WORK ITEM — Gather the lines below that include the string "with", copying each in full.

-------- SUPPLIED DATA

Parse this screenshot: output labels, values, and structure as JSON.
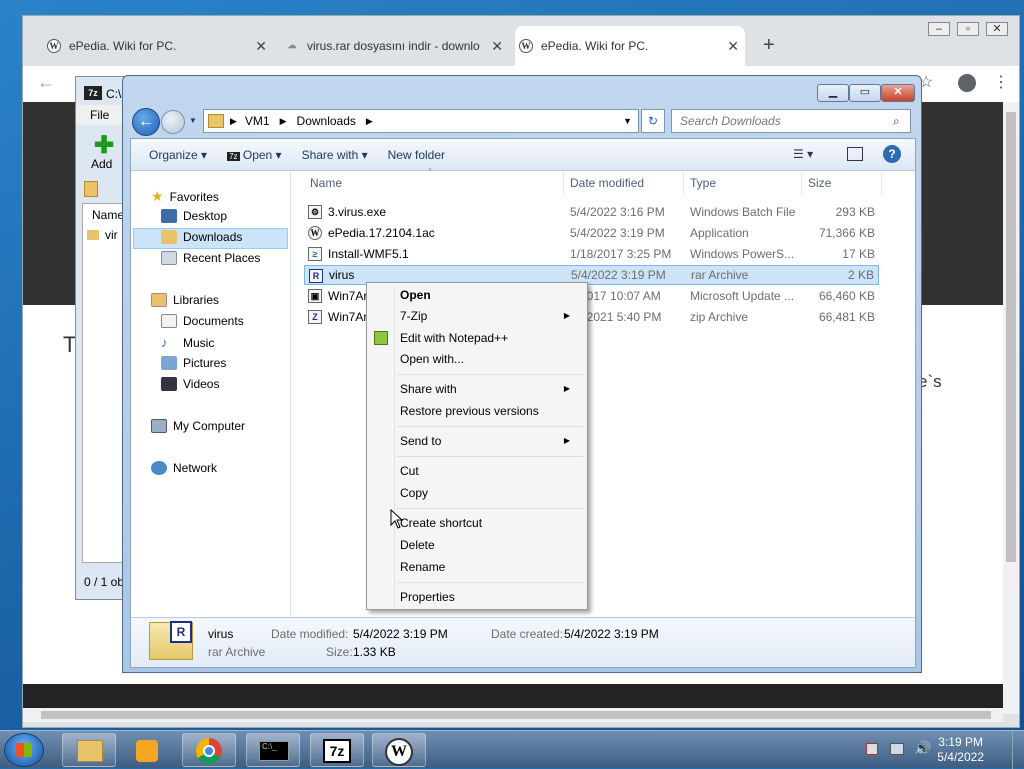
{
  "browser": {
    "tabs": [
      {
        "title": "ePedia. Wiki for PC."
      },
      {
        "title": "virus.rar dosyasını indir - downlo"
      },
      {
        "title": "ePedia. Wiki for PC."
      }
    ],
    "new_tab": "+",
    "page_text_left": "T",
    "page_text_right": "e`s"
  },
  "sevenzip": {
    "title": "C:\\",
    "menu_file": "File",
    "add_label": "Add",
    "col_name": "Name",
    "item": "vir",
    "status": "0 / 1 ob"
  },
  "explorer": {
    "breadcrumb": [
      "VM1",
      "Downloads"
    ],
    "search_placeholder": "Search Downloads",
    "toolbar": {
      "organize": "Organize",
      "open": "Open",
      "share_with": "Share with",
      "new_folder": "New folder"
    },
    "nav": {
      "favorites": "Favorites",
      "desktop": "Desktop",
      "downloads": "Downloads",
      "recent_places": "Recent Places",
      "libraries": "Libraries",
      "documents": "Documents",
      "music": "Music",
      "pictures": "Pictures",
      "videos": "Videos",
      "my_computer": "My Computer",
      "network": "Network"
    },
    "columns": {
      "name": "Name",
      "date": "Date modified",
      "type": "Type",
      "size": "Size"
    },
    "files": [
      {
        "name": "3.virus.exe",
        "date": "5/4/2022 3:16 PM",
        "type": "Windows Batch File",
        "size": "293 KB"
      },
      {
        "name": "ePedia.17.2104.1ac",
        "date": "5/4/2022 3:19 PM",
        "type": "Application",
        "size": "71,366 KB"
      },
      {
        "name": "Install-WMF5.1",
        "date": "1/18/2017 3:25 PM",
        "type": "Windows PowerS...",
        "size": "17 KB"
      },
      {
        "name": "virus",
        "date": "5/4/2022 3:19 PM",
        "type": "rar Archive",
        "size": "2 KB"
      },
      {
        "name": "Win7Ar",
        "date": "3/2017 10:07 AM",
        "type": "Microsoft Update ...",
        "size": "66,460 KB"
      },
      {
        "name": "Win7Ar",
        "date": "30/2021 5:40 PM",
        "type": "zip Archive",
        "size": "66,481 KB"
      }
    ],
    "details": {
      "name": "virus",
      "type": "rar Archive",
      "date_modified_label": "Date modified:",
      "date_modified": "5/4/2022 3:19 PM",
      "date_created_label": "Date created:",
      "date_created": "5/4/2022 3:19 PM",
      "size_label": "Size:",
      "size": "1.33 KB"
    }
  },
  "context_menu": {
    "open": "Open",
    "zip": "7-Zip",
    "notepad": "Edit with Notepad++",
    "open_with": "Open with...",
    "share_with": "Share with",
    "restore": "Restore previous versions",
    "send_to": "Send to",
    "cut": "Cut",
    "copy": "Copy",
    "create_shortcut": "Create shortcut",
    "delete": "Delete",
    "rename": "Rename",
    "properties": "Properties"
  },
  "taskbar": {
    "time": "3:19 PM",
    "date": "5/4/2022"
  }
}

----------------

RESPONSE TO THE EXERCISE —
      "share_with": "Share with",
    "notepad": "Edit with Notepad++",
    "open_with": "Open with...",
    "share_with": "Share with",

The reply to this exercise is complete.